◆ **GOAL OF THE EXERCISE**:
Please repeat the records word for word and skip the pictures.

Stored records:

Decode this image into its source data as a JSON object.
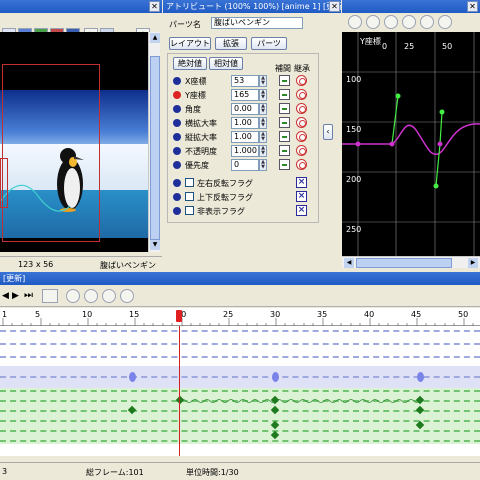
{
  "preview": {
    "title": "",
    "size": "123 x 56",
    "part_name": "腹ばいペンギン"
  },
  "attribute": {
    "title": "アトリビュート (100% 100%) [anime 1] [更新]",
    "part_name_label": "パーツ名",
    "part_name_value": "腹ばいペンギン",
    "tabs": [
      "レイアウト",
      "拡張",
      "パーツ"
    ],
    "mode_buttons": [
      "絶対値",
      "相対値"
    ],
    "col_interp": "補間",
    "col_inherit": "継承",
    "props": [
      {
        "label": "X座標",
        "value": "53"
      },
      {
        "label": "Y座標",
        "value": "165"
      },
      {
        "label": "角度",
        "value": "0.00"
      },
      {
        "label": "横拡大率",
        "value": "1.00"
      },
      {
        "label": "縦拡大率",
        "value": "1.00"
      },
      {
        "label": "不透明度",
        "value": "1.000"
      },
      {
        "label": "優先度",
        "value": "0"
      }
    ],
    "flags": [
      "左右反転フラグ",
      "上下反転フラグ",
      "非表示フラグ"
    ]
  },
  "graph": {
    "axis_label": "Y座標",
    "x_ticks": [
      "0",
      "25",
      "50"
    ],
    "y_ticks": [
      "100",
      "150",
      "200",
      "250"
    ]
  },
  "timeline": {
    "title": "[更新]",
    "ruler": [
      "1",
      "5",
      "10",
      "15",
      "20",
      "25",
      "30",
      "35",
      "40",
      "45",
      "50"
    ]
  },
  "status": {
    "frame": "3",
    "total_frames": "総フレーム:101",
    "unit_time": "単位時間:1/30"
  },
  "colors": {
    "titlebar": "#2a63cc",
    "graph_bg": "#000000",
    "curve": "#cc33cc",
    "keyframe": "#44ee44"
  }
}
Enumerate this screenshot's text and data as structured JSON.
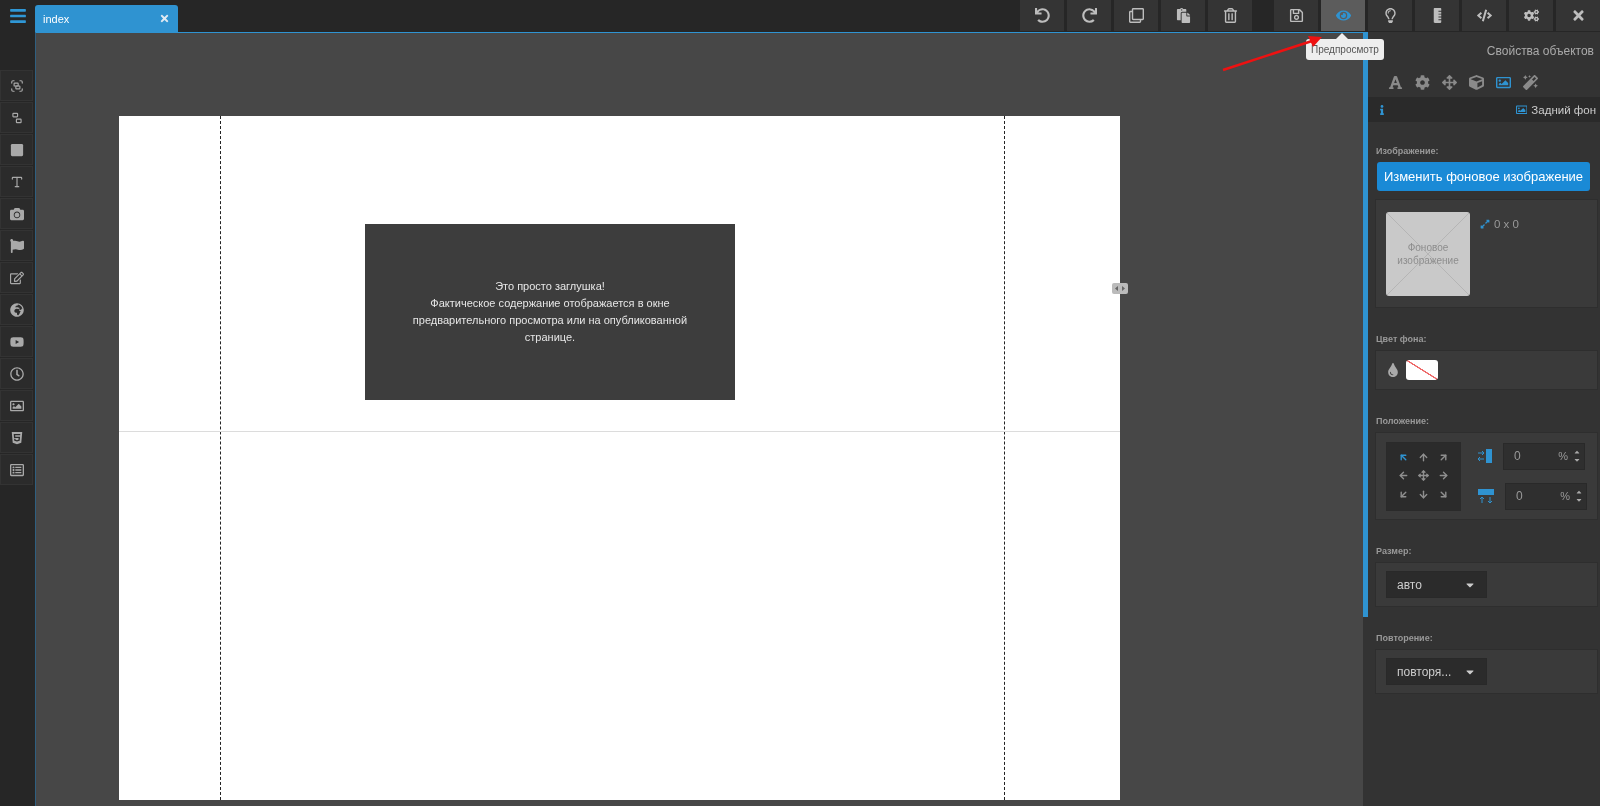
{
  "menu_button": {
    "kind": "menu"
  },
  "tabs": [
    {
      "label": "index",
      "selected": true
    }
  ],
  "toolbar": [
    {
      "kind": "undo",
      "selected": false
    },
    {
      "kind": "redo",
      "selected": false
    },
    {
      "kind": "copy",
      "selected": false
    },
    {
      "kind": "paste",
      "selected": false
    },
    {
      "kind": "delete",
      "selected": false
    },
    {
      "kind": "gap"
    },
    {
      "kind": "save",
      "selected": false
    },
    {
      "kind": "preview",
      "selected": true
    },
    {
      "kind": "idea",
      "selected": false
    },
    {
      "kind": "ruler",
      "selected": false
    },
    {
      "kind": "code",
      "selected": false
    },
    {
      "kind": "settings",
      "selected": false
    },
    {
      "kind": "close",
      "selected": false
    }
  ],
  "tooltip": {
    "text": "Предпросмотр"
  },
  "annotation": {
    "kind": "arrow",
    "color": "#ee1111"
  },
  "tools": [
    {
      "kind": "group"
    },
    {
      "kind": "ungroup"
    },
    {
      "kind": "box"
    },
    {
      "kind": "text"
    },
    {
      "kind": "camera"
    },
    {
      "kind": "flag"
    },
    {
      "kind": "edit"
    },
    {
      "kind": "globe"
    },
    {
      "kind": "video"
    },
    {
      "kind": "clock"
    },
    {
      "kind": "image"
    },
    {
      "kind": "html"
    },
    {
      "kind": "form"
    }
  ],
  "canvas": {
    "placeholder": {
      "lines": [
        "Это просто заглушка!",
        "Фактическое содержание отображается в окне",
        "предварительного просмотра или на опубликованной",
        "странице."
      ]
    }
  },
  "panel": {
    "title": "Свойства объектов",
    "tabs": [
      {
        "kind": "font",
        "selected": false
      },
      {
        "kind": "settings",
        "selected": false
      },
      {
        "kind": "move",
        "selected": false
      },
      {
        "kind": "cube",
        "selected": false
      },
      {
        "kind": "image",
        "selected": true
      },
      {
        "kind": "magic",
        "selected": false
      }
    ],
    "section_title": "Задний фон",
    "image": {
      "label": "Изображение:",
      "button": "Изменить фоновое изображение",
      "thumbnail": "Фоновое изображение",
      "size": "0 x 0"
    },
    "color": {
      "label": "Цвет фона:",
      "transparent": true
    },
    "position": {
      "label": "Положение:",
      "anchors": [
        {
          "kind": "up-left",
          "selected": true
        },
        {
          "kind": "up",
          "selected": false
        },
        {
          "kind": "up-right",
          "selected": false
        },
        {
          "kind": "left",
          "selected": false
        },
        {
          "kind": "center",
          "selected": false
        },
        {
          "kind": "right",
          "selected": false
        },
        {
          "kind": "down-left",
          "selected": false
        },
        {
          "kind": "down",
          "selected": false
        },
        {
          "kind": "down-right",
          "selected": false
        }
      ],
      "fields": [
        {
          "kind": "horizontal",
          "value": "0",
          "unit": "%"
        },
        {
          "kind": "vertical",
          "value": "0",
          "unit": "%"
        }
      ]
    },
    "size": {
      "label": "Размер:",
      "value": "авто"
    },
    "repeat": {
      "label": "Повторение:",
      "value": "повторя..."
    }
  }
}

◆ **ANSWER TO THIS EXERCISE**:
Decode this image into its source data as a JSON object.
{
  "preview": {
    "title": "",
    "size": "123 x 56",
    "part_name": "腹ばいペンギン"
  },
  "attribute": {
    "title": "アトリビュート (100% 100%) [anime 1] [更新]",
    "part_name_label": "パーツ名",
    "part_name_value": "腹ばいペンギン",
    "tabs": [
      "レイアウト",
      "拡張",
      "パーツ"
    ],
    "mode_buttons": [
      "絶対値",
      "相対値"
    ],
    "col_interp": "補間",
    "col_inherit": "継承",
    "props": [
      {
        "label": "X座標",
        "value": "53"
      },
      {
        "label": "Y座標",
        "value": "165"
      },
      {
        "label": "角度",
        "value": "0.00"
      },
      {
        "label": "横拡大率",
        "value": "1.00"
      },
      {
        "label": "縦拡大率",
        "value": "1.00"
      },
      {
        "label": "不透明度",
        "value": "1.000"
      },
      {
        "label": "優先度",
        "value": "0"
      }
    ],
    "flags": [
      "左右反転フラグ",
      "上下反転フラグ",
      "非表示フラグ"
    ]
  },
  "graph": {
    "axis_label": "Y座標",
    "x_ticks": [
      "0",
      "25",
      "50"
    ],
    "y_ticks": [
      "100",
      "150",
      "200",
      "250"
    ]
  },
  "timeline": {
    "title": "[更新]",
    "ruler": [
      "1",
      "5",
      "10",
      "15",
      "20",
      "25",
      "30",
      "35",
      "40",
      "45",
      "50"
    ]
  },
  "status": {
    "frame": "3",
    "total_frames": "総フレーム:101",
    "unit_time": "単位時間:1/30"
  },
  "colors": {
    "titlebar": "#2a63cc",
    "graph_bg": "#000000",
    "curve": "#cc33cc",
    "keyframe": "#44ee44"
  }
}
Enumerate this screenshot's text and data as structured JSON.
{
  "menu_button": {
    "kind": "menu"
  },
  "tabs": [
    {
      "label": "index",
      "selected": true
    }
  ],
  "toolbar": [
    {
      "kind": "undo",
      "selected": false
    },
    {
      "kind": "redo",
      "selected": false
    },
    {
      "kind": "copy",
      "selected": false
    },
    {
      "kind": "paste",
      "selected": false
    },
    {
      "kind": "delete",
      "selected": false
    },
    {
      "kind": "gap"
    },
    {
      "kind": "save",
      "selected": false
    },
    {
      "kind": "preview",
      "selected": true
    },
    {
      "kind": "idea",
      "selected": false
    },
    {
      "kind": "ruler",
      "selected": false
    },
    {
      "kind": "code",
      "selected": false
    },
    {
      "kind": "settings",
      "selected": false
    },
    {
      "kind": "close",
      "selected": false
    }
  ],
  "tooltip": {
    "text": "Предпросмотр"
  },
  "annotation": {
    "kind": "arrow",
    "color": "#ee1111"
  },
  "tools": [
    {
      "kind": "group"
    },
    {
      "kind": "ungroup"
    },
    {
      "kind": "box"
    },
    {
      "kind": "text"
    },
    {
      "kind": "camera"
    },
    {
      "kind": "flag"
    },
    {
      "kind": "edit"
    },
    {
      "kind": "globe"
    },
    {
      "kind": "video"
    },
    {
      "kind": "clock"
    },
    {
      "kind": "image"
    },
    {
      "kind": "html"
    },
    {
      "kind": "form"
    }
  ],
  "canvas": {
    "placeholder": {
      "lines": [
        "Это просто заглушка!",
        "Фактическое содержание отображается в окне",
        "предварительного просмотра или на опубликованной",
        "странице."
      ]
    }
  },
  "panel": {
    "title": "Свойства объектов",
    "tabs": [
      {
        "kind": "font",
        "selected": false
      },
      {
        "kind": "settings",
        "selected": false
      },
      {
        "kind": "move",
        "selected": false
      },
      {
        "kind": "cube",
        "selected": false
      },
      {
        "kind": "image",
        "selected": true
      },
      {
        "kind": "magic",
        "selected": false
      }
    ],
    "section_title": "Задний фон",
    "image": {
      "label": "Изображение:",
      "button": "Изменить фоновое изображение",
      "thumbnail": "Фоновое изображение",
      "size": "0 x 0"
    },
    "color": {
      "label": "Цвет фона:",
      "transparent": true
    },
    "position": {
      "label": "Положение:",
      "anchors": [
        {
          "kind": "up-left",
          "selected": true
        },
        {
          "kind": "up",
          "selected": false
        },
        {
          "kind": "up-right",
          "selected": false
        },
        {
          "kind": "left",
          "selected": false
        },
        {
          "kind": "center",
          "selected": false
        },
        {
          "kind": "right",
          "selected": false
        },
        {
          "kind": "down-left",
          "selected": false
        },
        {
          "kind": "down",
          "selected": false
        },
        {
          "kind": "down-right",
          "selected": false
        }
      ],
      "fields": [
        {
          "kind": "horizontal",
          "value": "0",
          "unit": "%"
        },
        {
          "kind": "vertical",
          "value": "0",
          "unit": "%"
        }
      ]
    },
    "size": {
      "label": "Размер:",
      "value": "авто"
    },
    "repeat": {
      "label": "Повторение:",
      "value": "повторя..."
    }
  }
}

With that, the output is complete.